The propaganda war between Kenya’s government and the terrorists downplays a number of key issues. Rampant corruption in the Kenyan police force means that some officers have been reported to use the mass round-up operations against Somalis and other undocumented persons for extortion. Others were accused of failing to protect Garissa students. What is more, no perpetrator in any major attack convicted so far has proven to be a refugee or asylum seeker. In Nairobi, the livelihoods of urban refugees are being destroyed while the wealthy profiteers of piracy and the arms trade across the Somali-Kenyan border go unharmed. More generally, unresolved land disputes in Kenya’s north and huge social inequalities across the country feed into home-grown terrorism. The 2007 post-election violence exposed the deep inequality and the dangers of angry, disenfranchised masses in a clientelistic democracy.
In the end, blanket crackdowns by the police and reactionary statements by Kenyan politicians against refugees and migrants in general mean that al-Shabaab is winning. The most democratic government in the East African region sees fit to roll back civil liberties and refugee rights, and curtail the rule of law. The government’s antagonistic policies would drive any refugee holding grievances against them (and considering violent action) toward the side of the terrorists. Beyond that, the Kenyan political elite might also benefit from pointing the finger at outsiders, allocating easy blame and brushing over the complex issues of corruption and inequality that perpetuate terrorism.
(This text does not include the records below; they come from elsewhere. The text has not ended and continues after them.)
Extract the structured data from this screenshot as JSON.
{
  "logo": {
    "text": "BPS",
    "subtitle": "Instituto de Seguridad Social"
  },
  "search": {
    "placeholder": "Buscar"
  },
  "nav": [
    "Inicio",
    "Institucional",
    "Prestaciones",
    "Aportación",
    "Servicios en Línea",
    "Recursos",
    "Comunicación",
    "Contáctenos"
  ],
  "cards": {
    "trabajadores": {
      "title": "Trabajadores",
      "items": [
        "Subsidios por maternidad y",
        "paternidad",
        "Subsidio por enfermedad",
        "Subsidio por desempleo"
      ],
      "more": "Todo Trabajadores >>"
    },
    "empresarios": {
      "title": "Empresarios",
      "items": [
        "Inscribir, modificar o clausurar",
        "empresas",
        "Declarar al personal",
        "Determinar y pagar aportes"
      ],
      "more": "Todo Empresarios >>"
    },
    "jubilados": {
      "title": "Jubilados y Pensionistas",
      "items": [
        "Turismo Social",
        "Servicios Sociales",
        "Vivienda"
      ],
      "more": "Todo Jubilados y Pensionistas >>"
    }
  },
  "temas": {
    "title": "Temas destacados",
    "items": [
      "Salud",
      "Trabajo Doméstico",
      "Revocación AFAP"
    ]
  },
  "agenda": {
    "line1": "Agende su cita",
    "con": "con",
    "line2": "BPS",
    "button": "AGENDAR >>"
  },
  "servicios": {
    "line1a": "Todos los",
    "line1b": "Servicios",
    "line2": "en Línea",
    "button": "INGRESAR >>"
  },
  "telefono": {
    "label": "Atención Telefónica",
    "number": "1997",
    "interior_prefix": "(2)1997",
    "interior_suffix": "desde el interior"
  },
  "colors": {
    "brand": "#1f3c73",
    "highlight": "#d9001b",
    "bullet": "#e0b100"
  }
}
Wole Soyinka’s grappling with the horrors of terrorism in Africa brought home all the unresolvable dilemmas that the world at large has been dealing with since the beginning of this age on September 11, 2001. The rhetoric of “standing together” against an external threat should be questioned by Kenyans if the implied consequence is rounding up people on the basis of their “foreign” exterior and pushing them out of the country.